Cropping and Land Use

Although the soils are well drained, easily cultivated and have good reserves of water, few arable crops are grown. This is because the land is relatively high and rainfall, humidity and cloud-cover discourage cropping. In the past, mining activities limited agricultural improvement and caused extensive pollution by lead and zinc fumes and spoil. The effects of pollution are now rarely seen though infertility and other animal ailments are sometimes attributed to metal toxicity. With piped water supplies, in what is naturally a waterless landscape, heavy stocking is possible with little risk of poaching and grass yields can be large. Successful hay making is difficult in this climate, so silage making is common, sometimes as bales. For cereal crops, the soil is easily prepared and drilled and with liming and balanced general fertilizers good yields might be expected. Mildew and other cereal diseases however, are common and harvesting is often delayed. Potatoes, which crop well, were formerly grown on the Mendip plateau, often in hand-dug allotments on a rented basis. Coniferous plantations are common particularly on and around mined ground, although yields might be expected to be above average on these deep soils, exposure on the plateau top is a limiting factor. A wide range of species have been planted though only Scots pine (Pinus sylvestris) and beech (Fagus sylvatica) yield above the regional mean. Early plantings suffered from rabbit and squirrel damage and mineral toxicity from excessive zinc leading to manganese deficiency. In Devon the shallower soils are rather droughty.

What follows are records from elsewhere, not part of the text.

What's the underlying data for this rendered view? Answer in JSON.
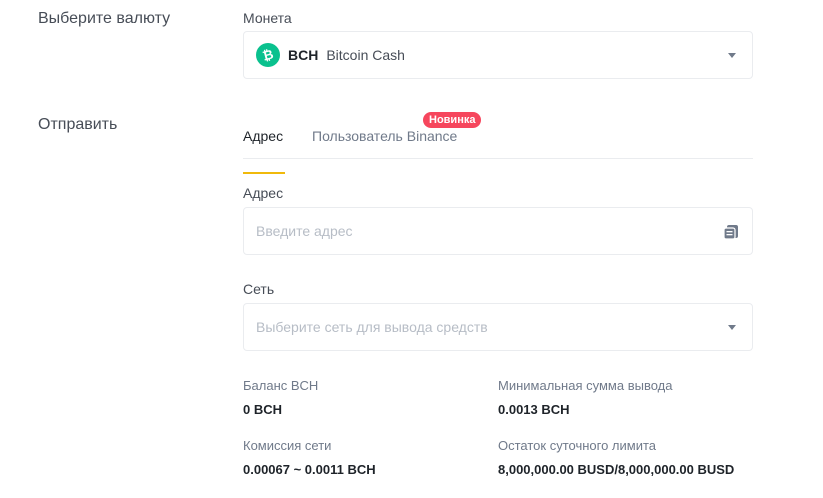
{
  "currency_section": {
    "label": "Выберите валюту",
    "field_label": "Монета",
    "selected_coin": {
      "symbol": "BCH",
      "name": "Bitcoin Cash",
      "icon": "bitcoin-cash-icon",
      "icon_color": "#0ac18e"
    }
  },
  "send_section": {
    "label": "Отправить",
    "tabs": [
      {
        "label": "Адрес",
        "active": true
      },
      {
        "label": "Пользователь Binance",
        "active": false,
        "badge": "Новинка"
      }
    ],
    "address": {
      "label": "Адрес",
      "placeholder": "Введите адрес",
      "icon": "paste-icon"
    },
    "network": {
      "label": "Сеть",
      "placeholder": "Выберите сеть для вывода средств"
    }
  },
  "info": {
    "balance": {
      "label": "Баланс BCH",
      "value": "0 BCH"
    },
    "min_withdrawal": {
      "label": "Минимальная сумма вывода",
      "value": "0.0013 BCH"
    },
    "network_fee": {
      "label": "Комиссия сети",
      "value": "0.00067 ~ 0.0011 BCH"
    },
    "daily_limit": {
      "label": "Остаток суточного лимита",
      "value": "8,000,000.00 BUSD/8,000,000.00 BUSD"
    }
  },
  "colors": {
    "accent": "#f0b90b",
    "badge": "#f6465d",
    "coin": "#0ac18e"
  }
}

This limitation together with rockiness and variable slope means that there is little arable land and most is in permanent grassland and woodland.